### PROMPT
Which lines of the records below contain the word "file"? Copy each of them out.

[AVAILABLE DATA — start]

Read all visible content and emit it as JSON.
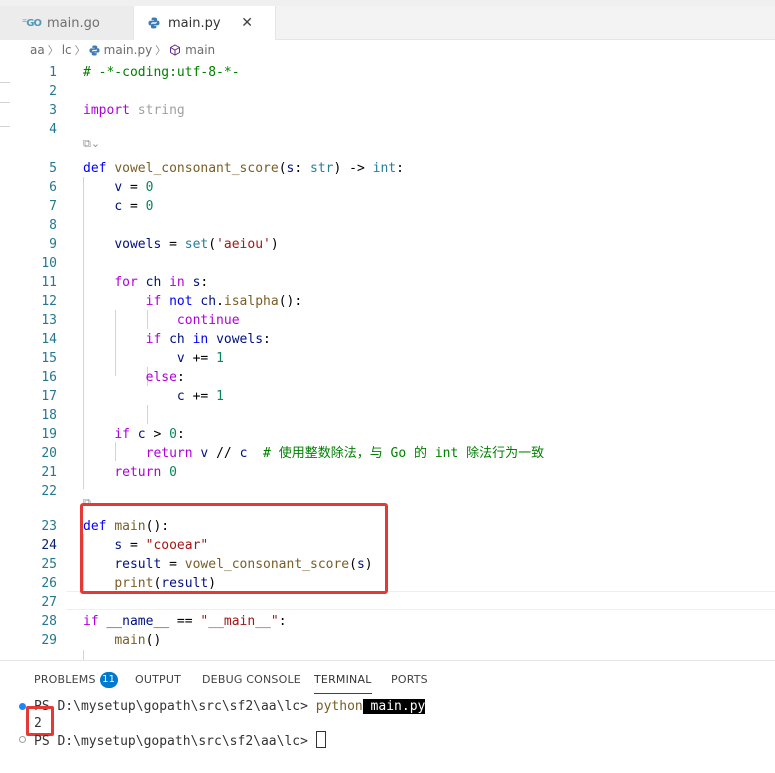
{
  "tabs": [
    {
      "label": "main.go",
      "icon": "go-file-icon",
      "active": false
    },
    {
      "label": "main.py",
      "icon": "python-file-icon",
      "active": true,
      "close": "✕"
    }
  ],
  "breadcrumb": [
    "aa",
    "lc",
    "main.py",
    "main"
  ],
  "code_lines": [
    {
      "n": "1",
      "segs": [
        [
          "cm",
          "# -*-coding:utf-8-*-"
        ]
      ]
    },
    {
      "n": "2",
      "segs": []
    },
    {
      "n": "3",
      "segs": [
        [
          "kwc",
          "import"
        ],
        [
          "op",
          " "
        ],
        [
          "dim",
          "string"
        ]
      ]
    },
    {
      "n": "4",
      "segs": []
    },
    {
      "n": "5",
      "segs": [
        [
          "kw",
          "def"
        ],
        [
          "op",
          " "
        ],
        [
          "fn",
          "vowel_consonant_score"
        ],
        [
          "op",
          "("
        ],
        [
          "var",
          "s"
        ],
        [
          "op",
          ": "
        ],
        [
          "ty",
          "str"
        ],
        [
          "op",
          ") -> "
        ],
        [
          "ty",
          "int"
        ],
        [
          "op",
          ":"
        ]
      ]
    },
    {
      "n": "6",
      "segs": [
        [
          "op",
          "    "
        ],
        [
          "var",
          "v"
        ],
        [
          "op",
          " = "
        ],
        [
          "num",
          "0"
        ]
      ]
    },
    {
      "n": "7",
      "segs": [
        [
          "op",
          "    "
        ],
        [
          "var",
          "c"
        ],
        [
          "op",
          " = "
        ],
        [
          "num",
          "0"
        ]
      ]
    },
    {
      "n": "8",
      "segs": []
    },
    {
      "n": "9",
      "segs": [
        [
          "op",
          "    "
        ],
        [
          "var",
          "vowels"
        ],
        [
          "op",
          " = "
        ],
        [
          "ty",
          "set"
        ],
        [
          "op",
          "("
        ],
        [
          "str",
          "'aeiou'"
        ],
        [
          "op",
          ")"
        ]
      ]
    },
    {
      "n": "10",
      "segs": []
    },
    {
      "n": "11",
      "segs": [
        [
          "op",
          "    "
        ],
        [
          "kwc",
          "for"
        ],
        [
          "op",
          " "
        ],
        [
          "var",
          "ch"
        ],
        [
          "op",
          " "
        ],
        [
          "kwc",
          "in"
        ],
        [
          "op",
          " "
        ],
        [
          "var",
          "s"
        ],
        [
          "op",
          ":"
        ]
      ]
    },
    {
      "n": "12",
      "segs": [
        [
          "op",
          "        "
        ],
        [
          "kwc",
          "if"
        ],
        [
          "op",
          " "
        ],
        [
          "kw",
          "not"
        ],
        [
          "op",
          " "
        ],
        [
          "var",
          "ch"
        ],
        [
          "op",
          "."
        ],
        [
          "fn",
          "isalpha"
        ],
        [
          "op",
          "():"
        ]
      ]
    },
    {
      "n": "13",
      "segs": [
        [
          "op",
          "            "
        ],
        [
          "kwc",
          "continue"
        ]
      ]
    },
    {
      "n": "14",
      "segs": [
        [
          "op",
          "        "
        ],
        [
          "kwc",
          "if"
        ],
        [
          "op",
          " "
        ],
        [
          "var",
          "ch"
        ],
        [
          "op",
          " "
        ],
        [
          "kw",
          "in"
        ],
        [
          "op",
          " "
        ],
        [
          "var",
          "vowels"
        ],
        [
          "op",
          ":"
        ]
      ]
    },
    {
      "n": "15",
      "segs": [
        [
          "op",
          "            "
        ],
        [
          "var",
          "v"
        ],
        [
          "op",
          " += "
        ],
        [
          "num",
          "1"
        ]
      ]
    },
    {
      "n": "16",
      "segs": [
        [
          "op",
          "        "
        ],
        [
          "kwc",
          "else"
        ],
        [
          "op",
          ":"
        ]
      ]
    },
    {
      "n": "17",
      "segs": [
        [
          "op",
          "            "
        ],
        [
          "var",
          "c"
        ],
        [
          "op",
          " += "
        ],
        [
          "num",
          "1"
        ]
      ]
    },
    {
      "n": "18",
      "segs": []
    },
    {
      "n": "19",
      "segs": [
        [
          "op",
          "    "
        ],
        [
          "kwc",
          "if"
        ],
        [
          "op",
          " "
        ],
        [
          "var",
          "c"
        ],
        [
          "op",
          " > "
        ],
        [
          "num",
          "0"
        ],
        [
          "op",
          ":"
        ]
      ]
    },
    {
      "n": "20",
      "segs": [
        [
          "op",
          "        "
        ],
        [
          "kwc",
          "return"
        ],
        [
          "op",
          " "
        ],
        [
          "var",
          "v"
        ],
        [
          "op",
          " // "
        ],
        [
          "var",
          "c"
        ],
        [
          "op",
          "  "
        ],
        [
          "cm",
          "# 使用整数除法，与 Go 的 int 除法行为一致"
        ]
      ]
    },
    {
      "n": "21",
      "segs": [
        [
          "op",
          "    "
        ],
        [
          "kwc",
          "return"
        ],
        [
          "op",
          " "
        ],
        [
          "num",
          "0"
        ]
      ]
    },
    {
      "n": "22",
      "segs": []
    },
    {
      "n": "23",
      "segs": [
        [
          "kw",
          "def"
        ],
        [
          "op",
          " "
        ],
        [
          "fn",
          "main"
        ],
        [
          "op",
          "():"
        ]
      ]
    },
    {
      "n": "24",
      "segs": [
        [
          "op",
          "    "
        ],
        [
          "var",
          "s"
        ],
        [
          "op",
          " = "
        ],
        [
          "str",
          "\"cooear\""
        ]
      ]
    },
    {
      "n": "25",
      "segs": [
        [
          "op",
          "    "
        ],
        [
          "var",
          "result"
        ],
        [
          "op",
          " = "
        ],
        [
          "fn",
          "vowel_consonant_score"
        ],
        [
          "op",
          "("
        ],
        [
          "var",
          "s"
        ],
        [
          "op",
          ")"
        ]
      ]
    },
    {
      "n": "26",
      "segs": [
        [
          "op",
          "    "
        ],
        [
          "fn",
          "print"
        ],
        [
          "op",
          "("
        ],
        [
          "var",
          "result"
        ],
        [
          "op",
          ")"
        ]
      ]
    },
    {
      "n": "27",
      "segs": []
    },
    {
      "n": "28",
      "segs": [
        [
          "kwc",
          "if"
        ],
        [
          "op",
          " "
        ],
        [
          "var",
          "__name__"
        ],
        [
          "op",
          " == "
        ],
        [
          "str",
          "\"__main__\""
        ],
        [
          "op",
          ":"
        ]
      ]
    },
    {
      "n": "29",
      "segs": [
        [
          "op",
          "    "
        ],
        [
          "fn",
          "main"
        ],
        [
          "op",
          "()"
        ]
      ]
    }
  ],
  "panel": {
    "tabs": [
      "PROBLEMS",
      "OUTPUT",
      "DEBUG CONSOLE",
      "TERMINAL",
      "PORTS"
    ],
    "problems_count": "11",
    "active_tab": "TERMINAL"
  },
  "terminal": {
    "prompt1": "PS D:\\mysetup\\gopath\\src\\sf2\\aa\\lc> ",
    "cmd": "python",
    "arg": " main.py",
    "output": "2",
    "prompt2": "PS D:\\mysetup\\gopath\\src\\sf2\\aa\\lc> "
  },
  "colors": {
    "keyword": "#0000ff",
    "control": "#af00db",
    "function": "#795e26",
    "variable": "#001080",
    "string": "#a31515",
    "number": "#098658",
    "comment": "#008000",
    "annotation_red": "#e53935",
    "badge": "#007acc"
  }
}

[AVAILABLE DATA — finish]

### WRITTEN ANSWER
      "icon": "go-file-icon",
      "icon": "python-file-icon",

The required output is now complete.